It was a view shared by Patrick Moore, honorary chairman of Environmentalists for Nuclear Energy Canada, who told The Guardian newspaper that the true lesson of Fukushima was not of nuclear risk but of nuclear safety.
Even Japan, which had previously said it would wean itself off nuclear power, has admitted that it is likely that it has to restart some of the more than 50 reactors that have been taken offline since the March 2011 nuclear disaster to cope with the country's power needs.
Speaking to Asean journalists last week, Japan's Minister for Economy, Trade and Industry Yukio Edano, the government's chief spokesman during the Fukushima crisis, maintained that he was still of the opinion that nuclear power was a safe form of energy.
But he added: "We will not go back in the foreseeable future (to nuclear energy accounting for one-third of energy supply). It depends on public opinion."
Thus, the key takeaway that must come from next week's Seoul Summit is one of reassurance - even as countries embark on their nuclear plans, steps are taken to ensure the global community that safeguards are in place to render nuclear power as safe as possible.
Last month, the Seoul government invited me to South Korea to study the country's sprawling network of nuclear power facilities.
It is apt that Seoul is hosting the biennial summit this year, given its ambitious bid to become a major player in the export of nuclear reactor technology.
The state-run Korea Hydro and Nuclear Power (KHNP), which runs 21 reactors in the country's south, was part of a South Korean consortium which sealed a landmark US$20 billion deal in 2009 to build four nuclear reactors in the United Arab Emirates.
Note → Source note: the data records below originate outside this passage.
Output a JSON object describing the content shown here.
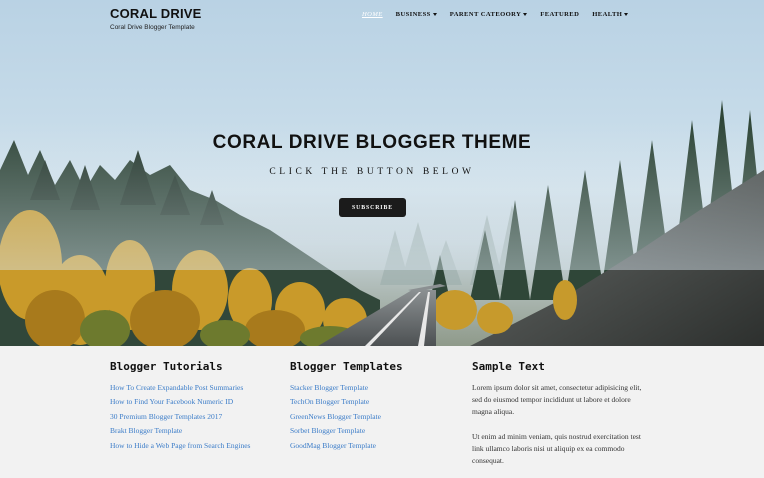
{
  "brand": {
    "title": "CORAL DRIVE",
    "tagline": "Coral Drive Blogger Template"
  },
  "nav": {
    "home": "HOME",
    "business": "BUSINESS",
    "parent_category": "PARENT CATEOORY",
    "featured": "FEATURED",
    "health": "HEALTH"
  },
  "hero": {
    "title": "CORAL DRIVE BLOGGER THEME",
    "subtitle": "CLICK THE BUTTON BELOW",
    "button": "SUBSCRIBE"
  },
  "widgets": {
    "tutorials": {
      "heading": "Blogger Tutorials",
      "links": [
        "How To Create Expandable Post Summaries",
        "How to Find Your Facebook Numeric ID",
        "30 Premium Blogger Templates 2017",
        "Brakt Blogger Template",
        "How to Hide a Web Page from Search Engines"
      ]
    },
    "templates": {
      "heading": "Blogger Templates",
      "links": [
        "Stacker Blogger Template",
        "TechOn Blogger Template",
        "GreenNews Blogger Template",
        "Sorbet Blogger Template",
        "GoodMag Blogger Template"
      ]
    },
    "sample": {
      "heading": "Sample Text",
      "para1": "Lorem ipsum dolor sit amet, consectetur adipisicing elit, sed do eiusmod tempor incididunt ut labore et dolore magna aliqua.",
      "para2": "Ut enim ad minim veniam, quis nostrud exercitation test link ullamco laboris nisi ut aliquip ex ea commodo consequat."
    }
  },
  "colors": {
    "link": "#3b7cc8",
    "button_bg": "#1b1b1b",
    "footer_bg": "#f2f2f2"
  }
}
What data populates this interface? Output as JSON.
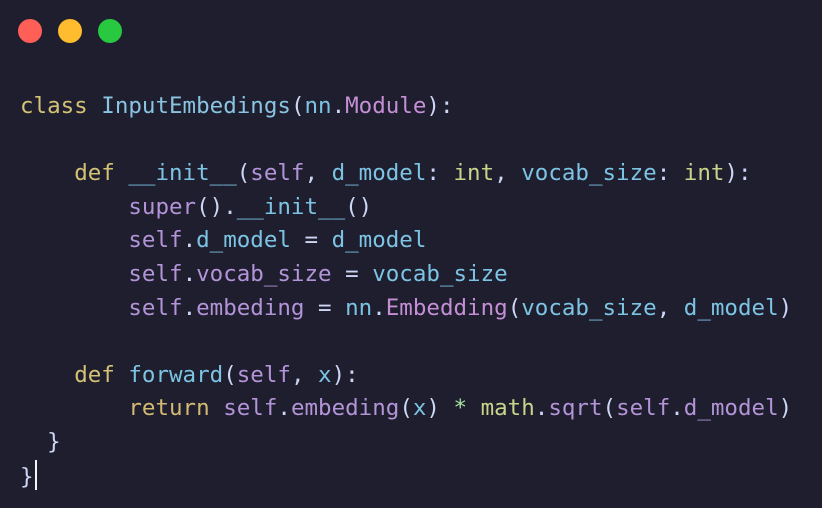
{
  "window": {
    "controls": [
      {
        "name": "close-button",
        "color": "#ff5f57"
      },
      {
        "name": "minimize-button",
        "color": "#febc2e"
      },
      {
        "name": "zoom-button",
        "color": "#28c840"
      }
    ]
  },
  "palette": {
    "keyword": "#d4c275",
    "classname": "#89c4e1",
    "punct": "#cdd6f4",
    "module": "#c48fd4",
    "self": "#b394d8",
    "param": "#7dc4e4",
    "type": "#c9d48a",
    "builtin": "#d4b972",
    "attr": "#b394d8",
    "operator": "#a6e3a1"
  },
  "code": {
    "lines": [
      [
        {
          "t": "class",
          "c": "keyword"
        },
        {
          "t": " ",
          "c": "punct"
        },
        {
          "t": "InputEmbedings",
          "c": "classname"
        },
        {
          "t": "(",
          "c": "punct"
        },
        {
          "t": "nn",
          "c": "param"
        },
        {
          "t": ".",
          "c": "punct"
        },
        {
          "t": "Module",
          "c": "module"
        },
        {
          "t": "):",
          "c": "punct"
        }
      ],
      [],
      [
        {
          "t": "    ",
          "c": "punct"
        },
        {
          "t": "def",
          "c": "keyword"
        },
        {
          "t": " ",
          "c": "punct"
        },
        {
          "t": "__init__",
          "c": "param"
        },
        {
          "t": "(",
          "c": "punct"
        },
        {
          "t": "self",
          "c": "self"
        },
        {
          "t": ", ",
          "c": "punct"
        },
        {
          "t": "d_model",
          "c": "param"
        },
        {
          "t": ": ",
          "c": "punct"
        },
        {
          "t": "int",
          "c": "type"
        },
        {
          "t": ", ",
          "c": "punct"
        },
        {
          "t": "vocab_size",
          "c": "param"
        },
        {
          "t": ": ",
          "c": "punct"
        },
        {
          "t": "int",
          "c": "type"
        },
        {
          "t": "):",
          "c": "punct"
        }
      ],
      [
        {
          "t": "        ",
          "c": "punct"
        },
        {
          "t": "super",
          "c": "self"
        },
        {
          "t": "().",
          "c": "punct"
        },
        {
          "t": "__init__",
          "c": "param"
        },
        {
          "t": "()",
          "c": "punct"
        }
      ],
      [
        {
          "t": "        ",
          "c": "punct"
        },
        {
          "t": "self",
          "c": "self"
        },
        {
          "t": ".",
          "c": "punct"
        },
        {
          "t": "d_model",
          "c": "param"
        },
        {
          "t": " = ",
          "c": "punct"
        },
        {
          "t": "d_model",
          "c": "param"
        }
      ],
      [
        {
          "t": "        ",
          "c": "punct"
        },
        {
          "t": "self",
          "c": "self"
        },
        {
          "t": ".",
          "c": "punct"
        },
        {
          "t": "vocab_size",
          "c": "attr"
        },
        {
          "t": " = ",
          "c": "punct"
        },
        {
          "t": "vocab_size",
          "c": "param"
        }
      ],
      [
        {
          "t": "        ",
          "c": "punct"
        },
        {
          "t": "self",
          "c": "self"
        },
        {
          "t": ".",
          "c": "punct"
        },
        {
          "t": "embeding",
          "c": "attr"
        },
        {
          "t": " = ",
          "c": "punct"
        },
        {
          "t": "nn",
          "c": "param"
        },
        {
          "t": ".",
          "c": "punct"
        },
        {
          "t": "Embedding",
          "c": "module"
        },
        {
          "t": "(",
          "c": "punct"
        },
        {
          "t": "vocab_size",
          "c": "param"
        },
        {
          "t": ", ",
          "c": "punct"
        },
        {
          "t": "d_model",
          "c": "param"
        },
        {
          "t": ")",
          "c": "punct"
        }
      ],
      [],
      [
        {
          "t": "    ",
          "c": "punct"
        },
        {
          "t": "def",
          "c": "keyword"
        },
        {
          "t": " ",
          "c": "punct"
        },
        {
          "t": "forward",
          "c": "param"
        },
        {
          "t": "(",
          "c": "punct"
        },
        {
          "t": "self",
          "c": "self"
        },
        {
          "t": ", ",
          "c": "punct"
        },
        {
          "t": "x",
          "c": "param"
        },
        {
          "t": "):",
          "c": "punct"
        }
      ],
      [
        {
          "t": "        ",
          "c": "punct"
        },
        {
          "t": "return",
          "c": "builtin"
        },
        {
          "t": " ",
          "c": "punct"
        },
        {
          "t": "self",
          "c": "self"
        },
        {
          "t": ".",
          "c": "punct"
        },
        {
          "t": "embeding",
          "c": "attr"
        },
        {
          "t": "(",
          "c": "punct"
        },
        {
          "t": "x",
          "c": "param"
        },
        {
          "t": ") ",
          "c": "punct"
        },
        {
          "t": "*",
          "c": "operator"
        },
        {
          "t": " ",
          "c": "punct"
        },
        {
          "t": "math",
          "c": "type"
        },
        {
          "t": ".",
          "c": "punct"
        },
        {
          "t": "sqrt",
          "c": "self"
        },
        {
          "t": "(",
          "c": "punct"
        },
        {
          "t": "self",
          "c": "self"
        },
        {
          "t": ".",
          "c": "punct"
        },
        {
          "t": "d_model",
          "c": "attr"
        },
        {
          "t": ")",
          "c": "punct"
        }
      ],
      [
        {
          "t": "  }",
          "c": "punct"
        }
      ],
      [
        {
          "t": "}",
          "c": "punct"
        }
      ]
    ]
  }
}
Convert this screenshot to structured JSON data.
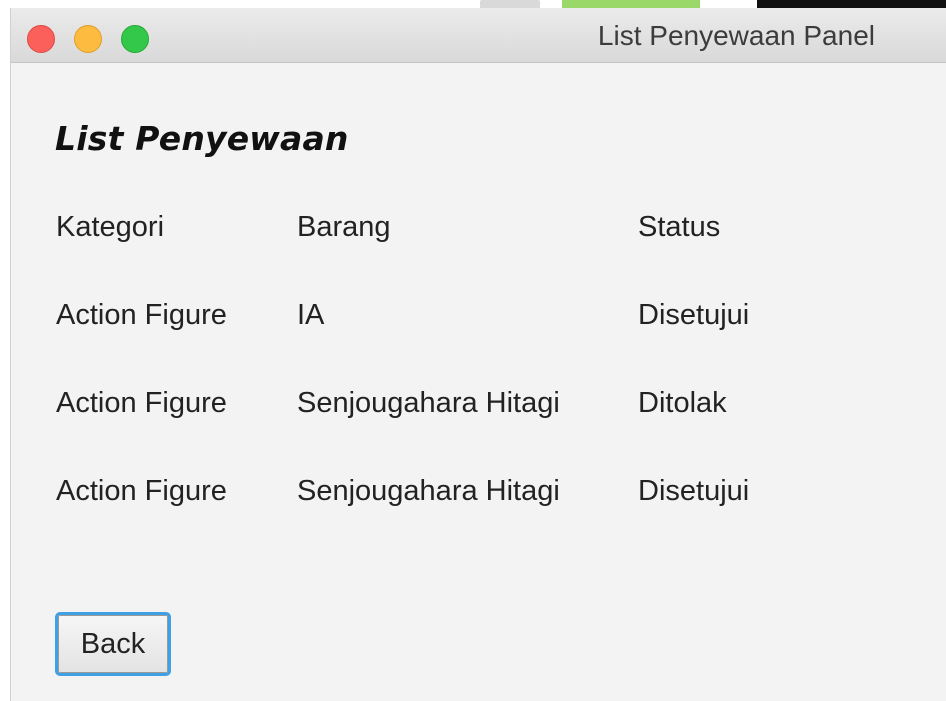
{
  "window": {
    "title": "List Penyewaan Panel",
    "controls": [
      "close",
      "minimize",
      "zoom"
    ],
    "control_colors": {
      "close": "#fc605b",
      "minimize": "#fdbc40",
      "zoom": "#34c84a"
    }
  },
  "panel": {
    "heading": "List Penyewaan"
  },
  "table": {
    "headers": {
      "kategori": "Kategori",
      "barang": "Barang",
      "status": "Status"
    },
    "rows": [
      {
        "kategori": "Action Figure",
        "barang": "IA",
        "status": "Disetujui"
      },
      {
        "kategori": "Action Figure",
        "barang": "Senjougahara Hitagi",
        "status": "Ditolak"
      },
      {
        "kategori": "Action Figure",
        "barang": "Senjougahara Hitagi",
        "status": "Disetujui"
      }
    ]
  },
  "actions": {
    "back_label": "Back",
    "focus_color": "#3fa1e3"
  }
}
It is now targeting projects in Turkey and Vietnam, among others, and plans to capture 20 per cent of the world market for nuclear reactors by 2030. This was previously dominated by countries like Japan, France and the United States.
Bong Ki Hyung, director-general at KHNP's Kori nuclear power facility in Busan, told The Straits Times that government-initiated safety and security measures were implemented, post-Fukushima, to restore public confidence and ensure safety. A total of 50 short and long-term action plans were carried out. They were based on worst-case scenarios that covered everything from natural disasters, power failure and severe accidents to even possible terrorist threats.
Domestically, KHNP's nuclear power reactors provide 40 per cent of the nation's electricity supply. Plans are in place to raise that to 59 per cent by 2030.
And even as South Korea embarks on its expansion plans overseas, Lee Jong Ho, KHNP's vice-president, maintains it will do so sticking closely to IAEA rules and regulations concerning nuclear facilities and the disposing of nuclear waste.
Such plans can potentially affect Singapore, which has talked about tapping nuclear power. Vietnam, Thailand, Malaysia and Indonesia have also expressed interest in using nuclear energy.
And even though the Republic may not have any plans to build a nuclear plant for now, there are benefits to understanding the implications of having such facilities in the region.
Singapore's hosting of the first Asia-Europe Meeting (ASEM) Seminar on Nuclear Safety in June will go some way to ensuring that enough attention is devoted to a subject Singaporeans may not yet fully understand.
Proponents of nuclear power speak about how it is a relatively clean form of energy; opponents point to how it produces high levels of enriched nuclear material that can be used in nuclear weapons.
With renewable energy yet to provide base-load levels of power, the world cannot ignore the fact that nuclear power will be something we will have to live with for some time yet.